> _TO DO_: Among the records below, determine how many lines have the word "title" in them; output only the number.

> _RECORDS SUPPLIED_:
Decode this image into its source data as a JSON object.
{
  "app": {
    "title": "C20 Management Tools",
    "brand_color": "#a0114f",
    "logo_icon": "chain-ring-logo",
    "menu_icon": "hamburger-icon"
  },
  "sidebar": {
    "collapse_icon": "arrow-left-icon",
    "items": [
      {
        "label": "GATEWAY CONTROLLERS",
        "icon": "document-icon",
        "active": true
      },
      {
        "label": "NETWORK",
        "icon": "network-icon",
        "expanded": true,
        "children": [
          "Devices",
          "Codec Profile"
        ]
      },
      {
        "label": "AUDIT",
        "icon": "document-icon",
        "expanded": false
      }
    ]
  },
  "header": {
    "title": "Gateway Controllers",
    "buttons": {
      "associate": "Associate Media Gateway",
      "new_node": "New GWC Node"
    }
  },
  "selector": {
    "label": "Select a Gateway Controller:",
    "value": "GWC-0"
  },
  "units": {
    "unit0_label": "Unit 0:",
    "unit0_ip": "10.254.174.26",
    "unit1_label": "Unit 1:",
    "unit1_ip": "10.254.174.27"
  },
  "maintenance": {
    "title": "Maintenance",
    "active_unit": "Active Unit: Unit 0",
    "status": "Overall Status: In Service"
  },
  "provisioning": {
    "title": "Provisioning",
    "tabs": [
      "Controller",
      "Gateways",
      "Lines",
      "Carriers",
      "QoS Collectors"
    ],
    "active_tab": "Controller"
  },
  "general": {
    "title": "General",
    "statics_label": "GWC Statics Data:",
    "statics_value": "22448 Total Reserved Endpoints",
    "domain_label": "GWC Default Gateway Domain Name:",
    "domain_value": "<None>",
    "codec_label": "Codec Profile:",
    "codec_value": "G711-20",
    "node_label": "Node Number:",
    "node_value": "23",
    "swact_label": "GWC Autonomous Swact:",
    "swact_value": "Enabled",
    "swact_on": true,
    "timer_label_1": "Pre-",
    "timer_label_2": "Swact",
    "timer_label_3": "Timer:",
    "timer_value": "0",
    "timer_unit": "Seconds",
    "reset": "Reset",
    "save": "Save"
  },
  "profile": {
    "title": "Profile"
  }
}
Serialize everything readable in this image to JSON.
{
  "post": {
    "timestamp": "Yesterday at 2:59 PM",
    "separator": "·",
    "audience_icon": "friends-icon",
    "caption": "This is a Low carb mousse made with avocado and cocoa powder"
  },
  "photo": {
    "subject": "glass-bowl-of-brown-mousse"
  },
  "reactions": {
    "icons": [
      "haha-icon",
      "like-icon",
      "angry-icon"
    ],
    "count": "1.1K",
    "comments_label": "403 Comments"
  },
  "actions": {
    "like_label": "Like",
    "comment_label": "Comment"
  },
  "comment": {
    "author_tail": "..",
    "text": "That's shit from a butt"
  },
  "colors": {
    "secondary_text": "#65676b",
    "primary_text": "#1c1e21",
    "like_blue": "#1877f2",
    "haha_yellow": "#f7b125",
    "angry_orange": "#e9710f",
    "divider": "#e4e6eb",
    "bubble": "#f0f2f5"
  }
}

> _RESPONSE FOR THIS EXERCISE_: 6